WHAT TO DO
Please copy each line of the listing that includes the string "left".
§ §
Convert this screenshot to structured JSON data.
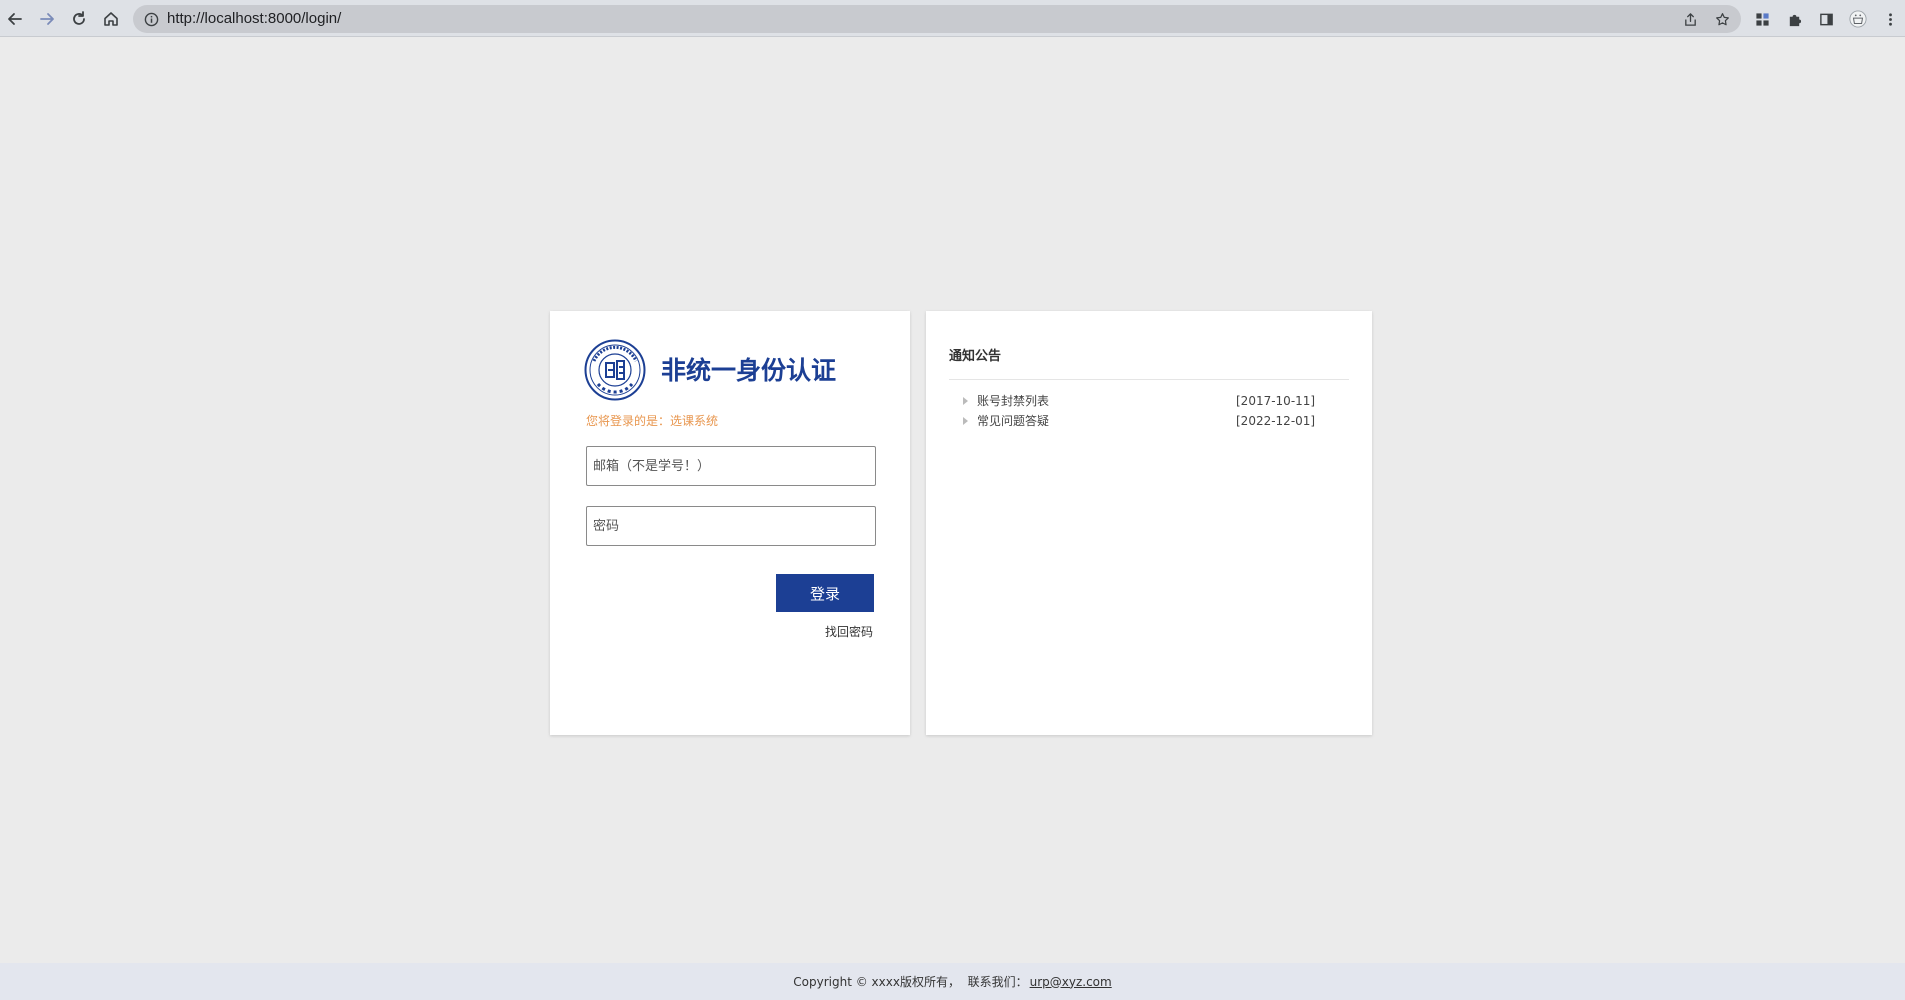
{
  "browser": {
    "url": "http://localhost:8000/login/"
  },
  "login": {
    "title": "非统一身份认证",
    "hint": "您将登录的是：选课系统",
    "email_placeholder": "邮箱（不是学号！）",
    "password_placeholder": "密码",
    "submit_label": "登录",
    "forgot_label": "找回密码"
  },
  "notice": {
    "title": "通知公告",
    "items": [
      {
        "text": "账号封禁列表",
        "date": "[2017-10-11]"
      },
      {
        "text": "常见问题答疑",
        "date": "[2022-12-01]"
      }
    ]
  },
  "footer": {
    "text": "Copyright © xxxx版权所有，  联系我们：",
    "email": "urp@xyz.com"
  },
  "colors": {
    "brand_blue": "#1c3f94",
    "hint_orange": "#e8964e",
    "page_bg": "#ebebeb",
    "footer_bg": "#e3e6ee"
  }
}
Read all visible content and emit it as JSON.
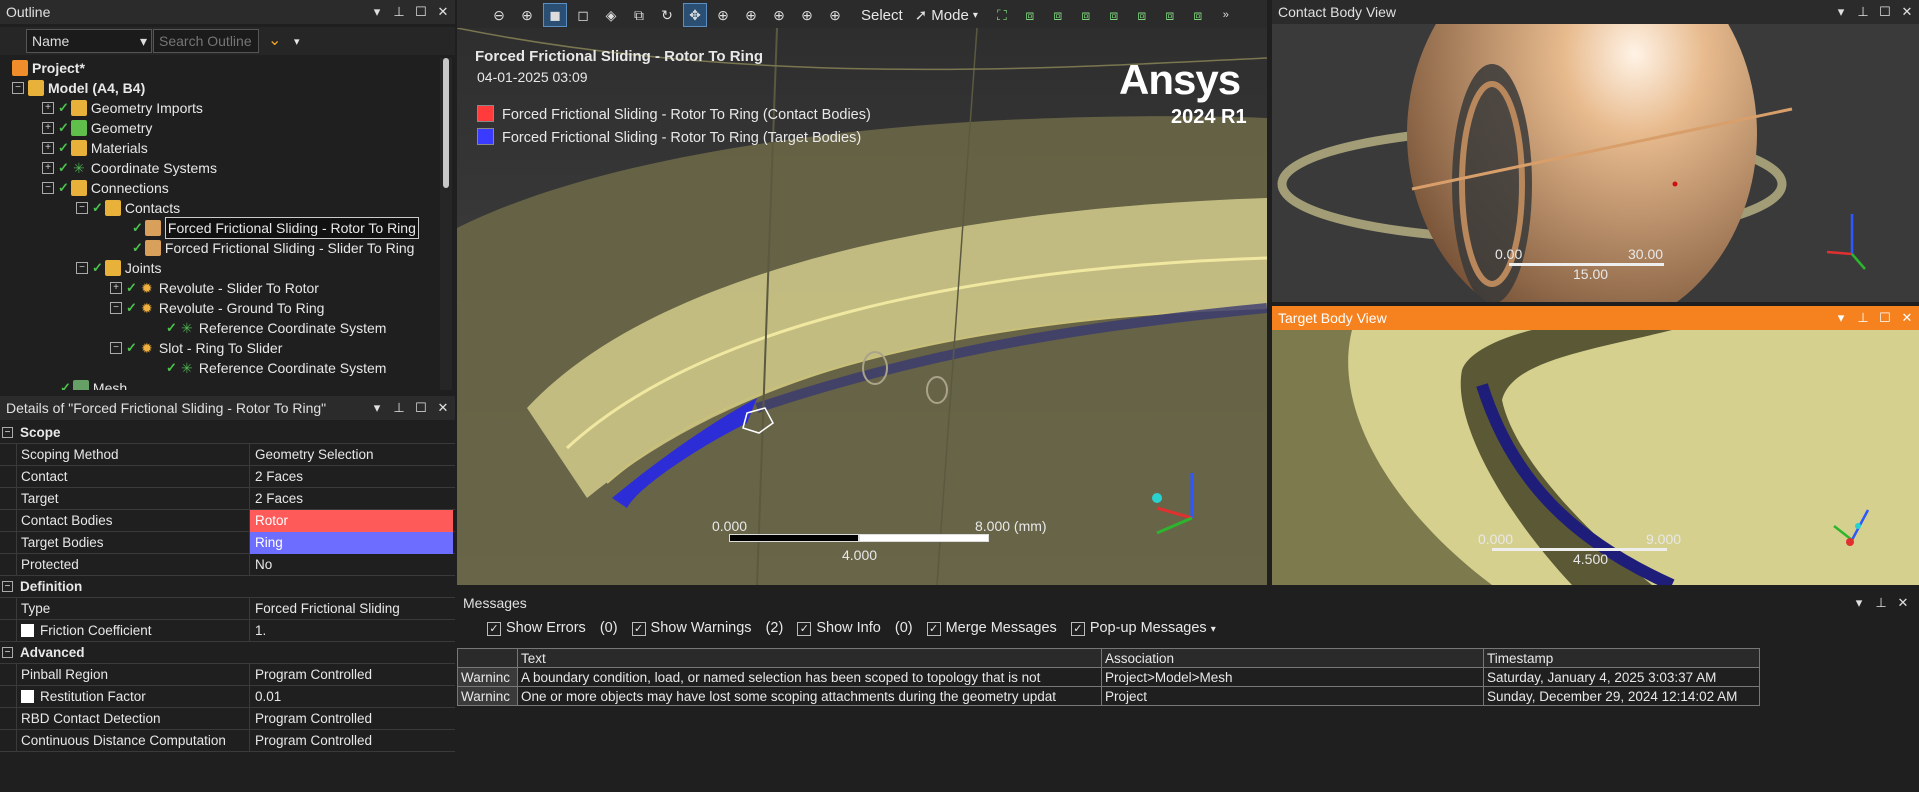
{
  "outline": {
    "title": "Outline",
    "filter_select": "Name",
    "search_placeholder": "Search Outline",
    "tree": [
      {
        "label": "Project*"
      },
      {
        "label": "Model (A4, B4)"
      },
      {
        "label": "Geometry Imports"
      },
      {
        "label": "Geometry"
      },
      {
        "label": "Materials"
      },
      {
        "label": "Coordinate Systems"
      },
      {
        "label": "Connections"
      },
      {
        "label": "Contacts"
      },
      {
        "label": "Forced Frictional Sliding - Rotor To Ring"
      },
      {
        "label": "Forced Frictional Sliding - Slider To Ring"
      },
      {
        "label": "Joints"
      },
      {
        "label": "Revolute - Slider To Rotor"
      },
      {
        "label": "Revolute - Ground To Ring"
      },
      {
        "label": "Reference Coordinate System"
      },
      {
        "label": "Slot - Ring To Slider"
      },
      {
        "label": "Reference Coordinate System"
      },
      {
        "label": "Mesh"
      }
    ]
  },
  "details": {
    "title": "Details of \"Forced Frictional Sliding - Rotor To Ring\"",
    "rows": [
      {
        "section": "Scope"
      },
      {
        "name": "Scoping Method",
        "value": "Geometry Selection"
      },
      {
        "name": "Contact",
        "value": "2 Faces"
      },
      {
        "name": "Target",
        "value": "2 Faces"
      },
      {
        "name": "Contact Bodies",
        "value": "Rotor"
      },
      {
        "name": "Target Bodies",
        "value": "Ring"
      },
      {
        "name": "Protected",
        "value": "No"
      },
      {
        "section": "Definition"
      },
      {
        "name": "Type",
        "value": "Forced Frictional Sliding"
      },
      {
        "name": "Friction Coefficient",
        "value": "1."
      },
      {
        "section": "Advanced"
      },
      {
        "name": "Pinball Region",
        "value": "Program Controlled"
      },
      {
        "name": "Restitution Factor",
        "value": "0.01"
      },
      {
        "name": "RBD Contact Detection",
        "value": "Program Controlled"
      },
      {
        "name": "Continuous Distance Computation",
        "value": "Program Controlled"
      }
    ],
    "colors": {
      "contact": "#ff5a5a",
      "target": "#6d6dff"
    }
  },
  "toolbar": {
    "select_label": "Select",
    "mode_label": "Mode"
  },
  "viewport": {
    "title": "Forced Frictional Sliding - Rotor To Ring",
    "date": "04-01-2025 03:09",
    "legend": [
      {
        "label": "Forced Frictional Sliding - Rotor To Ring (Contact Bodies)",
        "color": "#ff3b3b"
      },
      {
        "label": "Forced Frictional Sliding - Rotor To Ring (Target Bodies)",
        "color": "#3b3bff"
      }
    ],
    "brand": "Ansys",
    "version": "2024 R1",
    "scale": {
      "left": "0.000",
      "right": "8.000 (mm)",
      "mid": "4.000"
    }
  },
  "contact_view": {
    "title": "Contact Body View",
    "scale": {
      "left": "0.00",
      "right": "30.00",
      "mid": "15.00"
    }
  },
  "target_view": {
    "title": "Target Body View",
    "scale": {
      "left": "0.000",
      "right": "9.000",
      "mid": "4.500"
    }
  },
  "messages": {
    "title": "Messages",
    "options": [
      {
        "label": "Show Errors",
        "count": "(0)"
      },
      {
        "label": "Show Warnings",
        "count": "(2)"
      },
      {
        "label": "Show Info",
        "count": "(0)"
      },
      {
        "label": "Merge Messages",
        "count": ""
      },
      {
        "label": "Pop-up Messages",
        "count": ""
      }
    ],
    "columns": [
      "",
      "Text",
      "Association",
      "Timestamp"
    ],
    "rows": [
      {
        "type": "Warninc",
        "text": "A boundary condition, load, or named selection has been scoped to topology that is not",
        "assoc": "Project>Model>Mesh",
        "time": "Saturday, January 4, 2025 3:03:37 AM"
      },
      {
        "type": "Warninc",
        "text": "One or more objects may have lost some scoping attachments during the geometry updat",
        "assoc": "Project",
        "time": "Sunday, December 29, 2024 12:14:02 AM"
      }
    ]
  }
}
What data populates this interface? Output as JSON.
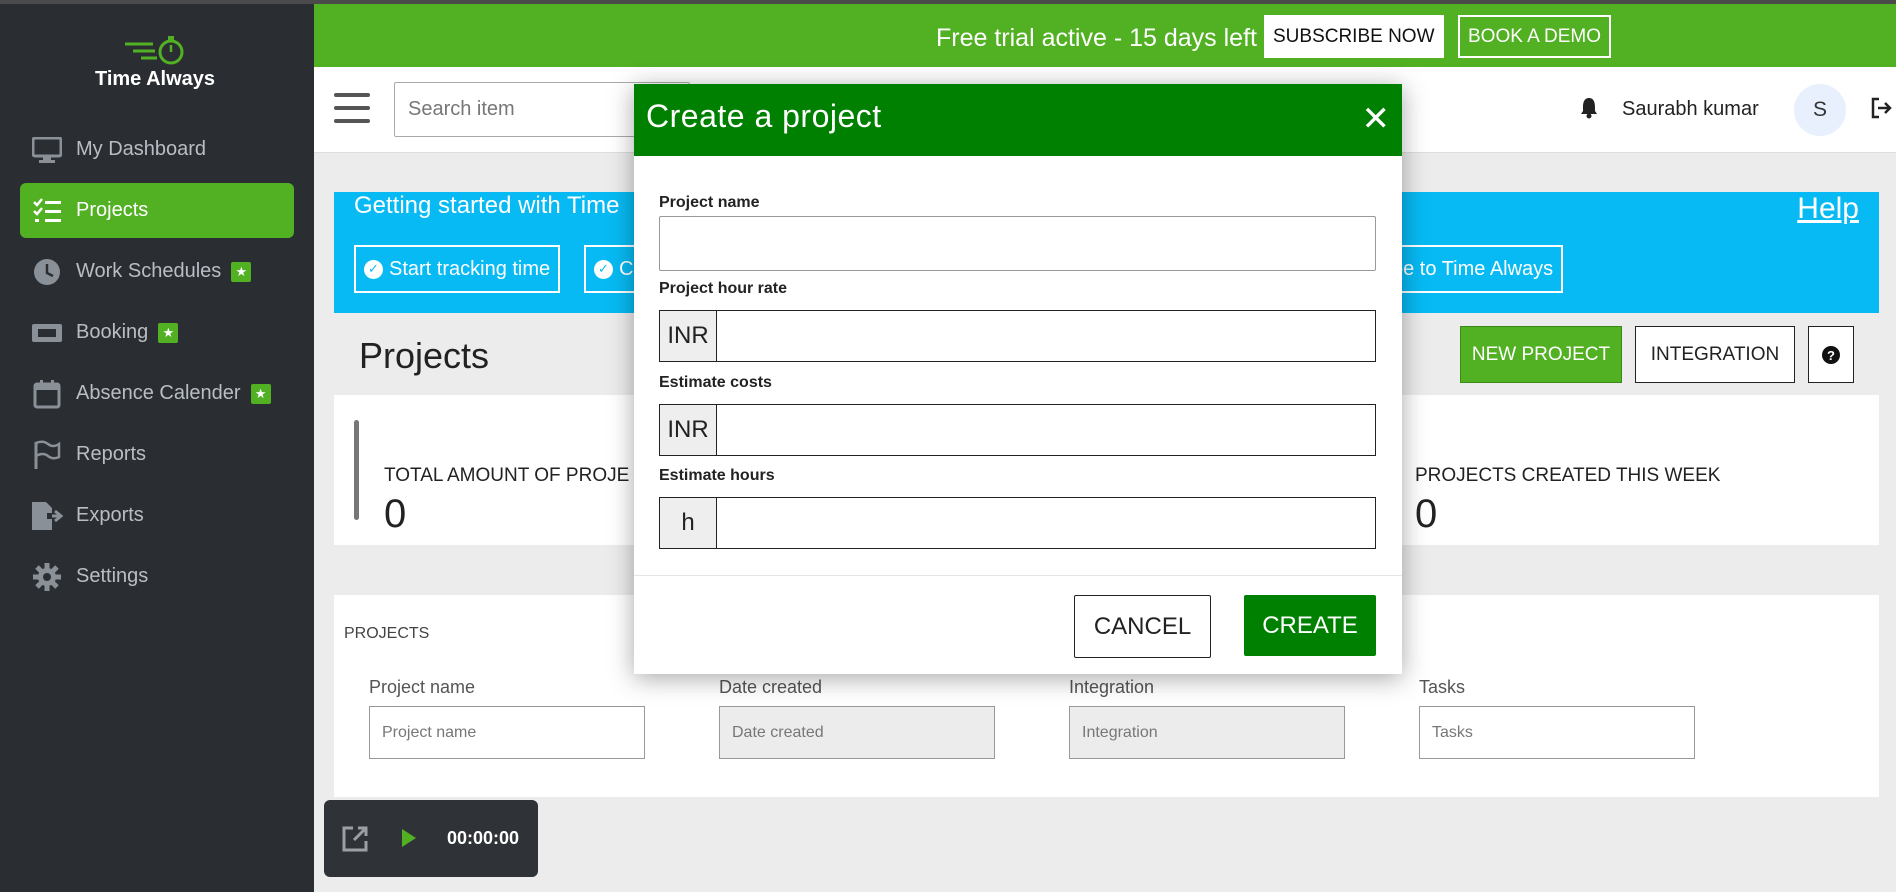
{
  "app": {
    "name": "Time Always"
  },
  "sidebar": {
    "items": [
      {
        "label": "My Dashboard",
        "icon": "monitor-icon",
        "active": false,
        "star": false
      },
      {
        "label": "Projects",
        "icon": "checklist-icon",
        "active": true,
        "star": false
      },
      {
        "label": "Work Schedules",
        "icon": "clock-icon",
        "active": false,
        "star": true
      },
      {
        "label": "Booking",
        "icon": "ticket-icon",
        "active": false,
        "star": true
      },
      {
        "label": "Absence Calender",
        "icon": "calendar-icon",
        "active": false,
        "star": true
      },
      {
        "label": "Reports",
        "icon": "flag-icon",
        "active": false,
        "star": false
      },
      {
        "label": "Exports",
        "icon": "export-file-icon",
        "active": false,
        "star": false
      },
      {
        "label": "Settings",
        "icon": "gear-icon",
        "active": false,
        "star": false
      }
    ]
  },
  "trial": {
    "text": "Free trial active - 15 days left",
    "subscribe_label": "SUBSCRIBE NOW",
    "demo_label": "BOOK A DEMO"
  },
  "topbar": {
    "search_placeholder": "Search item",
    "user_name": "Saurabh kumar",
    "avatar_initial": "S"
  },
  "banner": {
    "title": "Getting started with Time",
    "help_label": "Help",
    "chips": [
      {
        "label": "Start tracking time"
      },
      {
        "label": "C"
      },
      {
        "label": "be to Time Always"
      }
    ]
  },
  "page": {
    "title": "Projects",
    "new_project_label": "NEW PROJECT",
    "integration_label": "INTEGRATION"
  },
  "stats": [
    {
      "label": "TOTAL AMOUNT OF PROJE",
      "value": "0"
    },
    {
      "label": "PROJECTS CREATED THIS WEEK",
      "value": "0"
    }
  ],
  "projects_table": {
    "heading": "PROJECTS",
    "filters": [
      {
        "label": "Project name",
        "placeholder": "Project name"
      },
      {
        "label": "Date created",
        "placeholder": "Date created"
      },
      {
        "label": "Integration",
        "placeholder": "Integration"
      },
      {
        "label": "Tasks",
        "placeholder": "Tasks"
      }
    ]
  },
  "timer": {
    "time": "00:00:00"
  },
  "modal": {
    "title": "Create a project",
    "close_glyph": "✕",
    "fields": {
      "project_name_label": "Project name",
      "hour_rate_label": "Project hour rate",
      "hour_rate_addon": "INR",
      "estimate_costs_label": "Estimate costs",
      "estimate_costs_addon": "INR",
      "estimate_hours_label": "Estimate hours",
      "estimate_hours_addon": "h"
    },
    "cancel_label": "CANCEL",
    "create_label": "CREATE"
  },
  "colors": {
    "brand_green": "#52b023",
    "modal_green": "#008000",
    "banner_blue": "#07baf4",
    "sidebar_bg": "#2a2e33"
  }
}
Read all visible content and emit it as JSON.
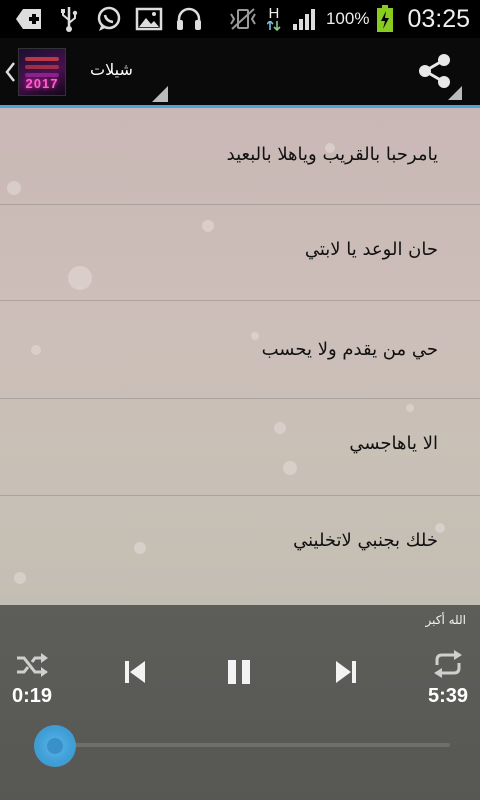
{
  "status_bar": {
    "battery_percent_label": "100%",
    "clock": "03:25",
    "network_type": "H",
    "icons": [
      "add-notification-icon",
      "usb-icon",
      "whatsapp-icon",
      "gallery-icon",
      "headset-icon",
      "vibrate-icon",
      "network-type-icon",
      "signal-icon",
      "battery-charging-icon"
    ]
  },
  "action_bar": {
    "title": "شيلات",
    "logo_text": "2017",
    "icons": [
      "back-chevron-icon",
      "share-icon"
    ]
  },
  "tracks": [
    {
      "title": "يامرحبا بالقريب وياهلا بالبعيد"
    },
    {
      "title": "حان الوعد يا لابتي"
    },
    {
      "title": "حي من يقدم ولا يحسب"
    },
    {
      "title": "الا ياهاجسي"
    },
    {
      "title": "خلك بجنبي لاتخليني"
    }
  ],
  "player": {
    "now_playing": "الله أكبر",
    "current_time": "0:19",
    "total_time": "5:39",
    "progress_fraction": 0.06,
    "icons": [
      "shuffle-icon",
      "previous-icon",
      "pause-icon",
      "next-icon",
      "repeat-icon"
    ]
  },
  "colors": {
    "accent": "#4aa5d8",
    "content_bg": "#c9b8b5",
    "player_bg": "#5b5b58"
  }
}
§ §
RESULT OF THE TASK
      "left": "0.000",
      "left": "0.00",
      "left": "0.000",
    "text": "Free trial active - 15 days left",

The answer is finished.